◆ **EXERCISE INSTRUCTIONS**
Find every line in the material below with the string "title" and state how many there are, with no other text.

◆ **PROVIDED MATERIAL**
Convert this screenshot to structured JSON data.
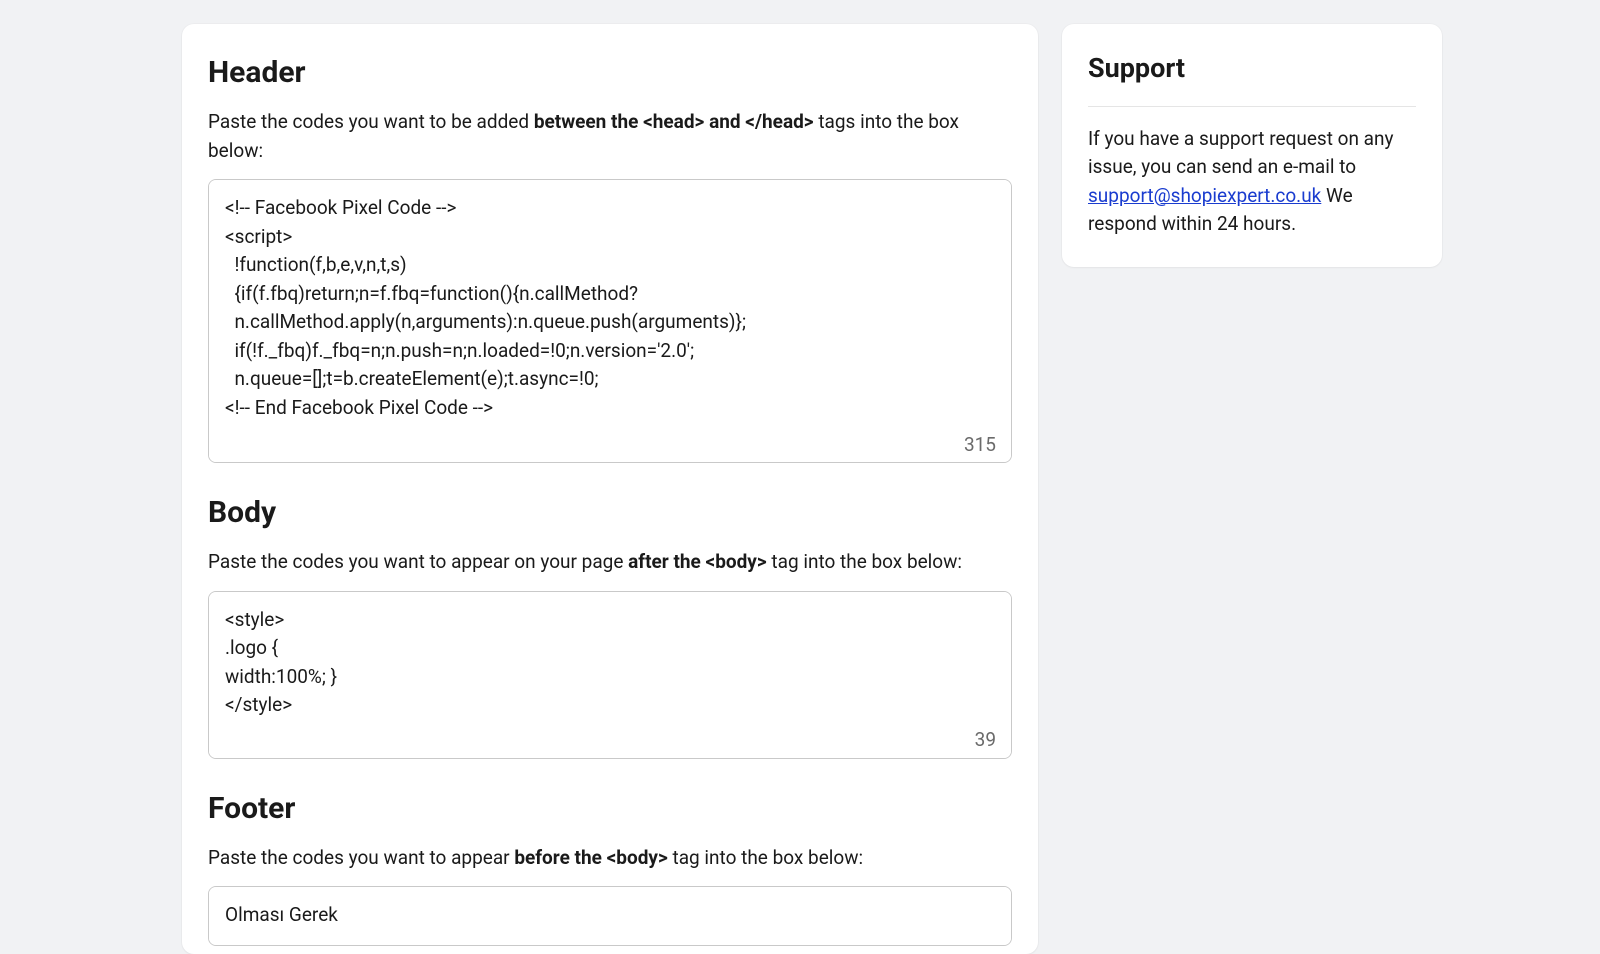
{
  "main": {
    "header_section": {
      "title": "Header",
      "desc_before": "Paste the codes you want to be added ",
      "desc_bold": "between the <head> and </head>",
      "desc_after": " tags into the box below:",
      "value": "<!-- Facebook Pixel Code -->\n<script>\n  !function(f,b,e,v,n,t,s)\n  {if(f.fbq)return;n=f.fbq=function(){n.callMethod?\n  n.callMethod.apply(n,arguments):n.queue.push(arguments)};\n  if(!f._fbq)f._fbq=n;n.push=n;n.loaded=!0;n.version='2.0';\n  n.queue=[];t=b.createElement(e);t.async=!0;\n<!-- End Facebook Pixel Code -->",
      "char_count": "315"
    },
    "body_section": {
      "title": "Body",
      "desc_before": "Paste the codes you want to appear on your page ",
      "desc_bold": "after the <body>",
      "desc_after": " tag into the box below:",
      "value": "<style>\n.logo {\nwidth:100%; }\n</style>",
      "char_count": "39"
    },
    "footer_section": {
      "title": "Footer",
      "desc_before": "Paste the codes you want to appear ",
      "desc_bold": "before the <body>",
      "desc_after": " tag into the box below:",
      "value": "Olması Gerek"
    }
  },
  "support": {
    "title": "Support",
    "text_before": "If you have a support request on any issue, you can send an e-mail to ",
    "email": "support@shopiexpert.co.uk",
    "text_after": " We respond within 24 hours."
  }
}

◆ **THE COMPLETED TASK**
4